The year was 2000 and the New York Knicks just announced that they have Traded Patrick Ewing to the Seattle Supersonics for a package of players which included Glenn Rice and Luc Longley just to name a few. Never has goodbye felt so bitter but, as an organization, it was the right thing to do for the franchise and its future. The concept of when to let a beloved player go is one that is omnipresent in sports. Ladainian Tomlinson was let go by the San Diego Chargers last season as they believed he had nothing left in the proverbial gas tank. With each yard he gains for the New York Jets, he runs the Chargers further into the perils of regret.

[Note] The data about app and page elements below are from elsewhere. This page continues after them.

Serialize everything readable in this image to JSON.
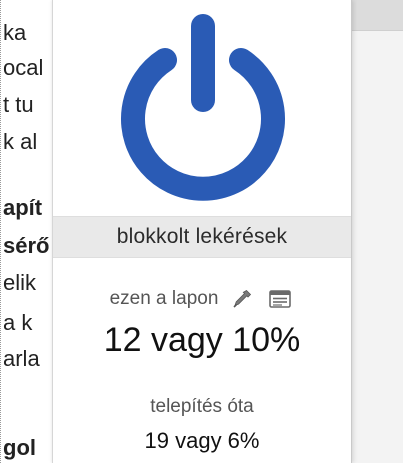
{
  "background_page": {
    "lines": [
      {
        "text": "ka",
        "bold": false
      },
      {
        "text": "ocal",
        "bold": false
      },
      {
        "text": "t tu",
        "bold": false
      },
      {
        "text": "k al",
        "bold": false
      },
      {
        "text": "apít",
        "bold": true
      },
      {
        "text": "sérő",
        "bold": true
      },
      {
        "text": "elik",
        "bold": false
      },
      {
        "text": "a k",
        "bold": false
      },
      {
        "text": "arla",
        "bold": false
      },
      {
        "text": "gol",
        "bold": true
      }
    ]
  },
  "popup": {
    "power_button": {
      "icon": "power-icon",
      "color": "#2a5bb5"
    },
    "blocked_requests_label": "blokkolt lekérések",
    "on_this_page": {
      "label": "ezen a lapon",
      "picker_icon": "eyedropper-icon",
      "logger_icon": "list-icon",
      "value": "12 vagy 10%"
    },
    "since_install": {
      "label": "telepítés óta",
      "value": "19 vagy 6%"
    }
  },
  "colors": {
    "accent": "#2a5bb5",
    "band": "#e9e9e9",
    "label_grey": "#555555",
    "text_dark": "#111111"
  }
}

Derek Jeter was named captain of the New York Yankees by the late George Steinbrenner in 2003. Making his major league debut in 1995, he went on to win Rookie of the Year and has been an instrumental part of 5 World Series Championship teams. Throughout his tenure as the Yankees short stop, Derek Jeter has been the face of the franchise. With a career .314 batting average and 2.926 hits, Derek Jeter is a first ballot Hall of Famer, but is coming off a year in which he batted .270, his second lowest batting average to end a season since 1995.
In the context of life, 36 is hardly old but for a Major League short stop, it’s close to approaching the twilight of their career. Derek Jeter is a free agent so Brian Cashman, the General Manager of the Yankees must decide what the value of a 36 year old short stop is. Correction, he must decide what the value of a 36 year old short stop names Derek Jeter is.
The current offer that has been reported is a 3 year deal worth an estimated 45 million dollars which is by most accounts, more than his market worth. So in this offer is his iconic value to the franchise included? Should the Yankees tell Jeter to field other offers and see compare them to what the Yankees have on the table? Has Jeter not sought arbitration when eligible to max out previous contracts? Or is there more than meets the eye?
Free agent pitcher Cliff Lee has reportedly been offered a 6 year deal worth somewhere in the 140 million dollar range. The difference, Cliff Lee is at the top of his game where many think Jeter is on the decline. And what about that guy who plays to Jeter’s right? You know, that Alex guy… he surely makes a ton of money, but is also producing at a Hall of Fame level.
So here stands the Yankees and Derek Jeter on the crossroads of loyalty and production. Sure, Derek Jeter means everything to the Yankees, but, does that meaning translate into fair market value? Or should he be able to make his demands and leave baseball on his own terms since this is more than likely his last contract barring a Bonds surge in production? The cameras are rolling and the world is watching to see which pitch the Yankees throw to Jeter with the count full at 3 and 2.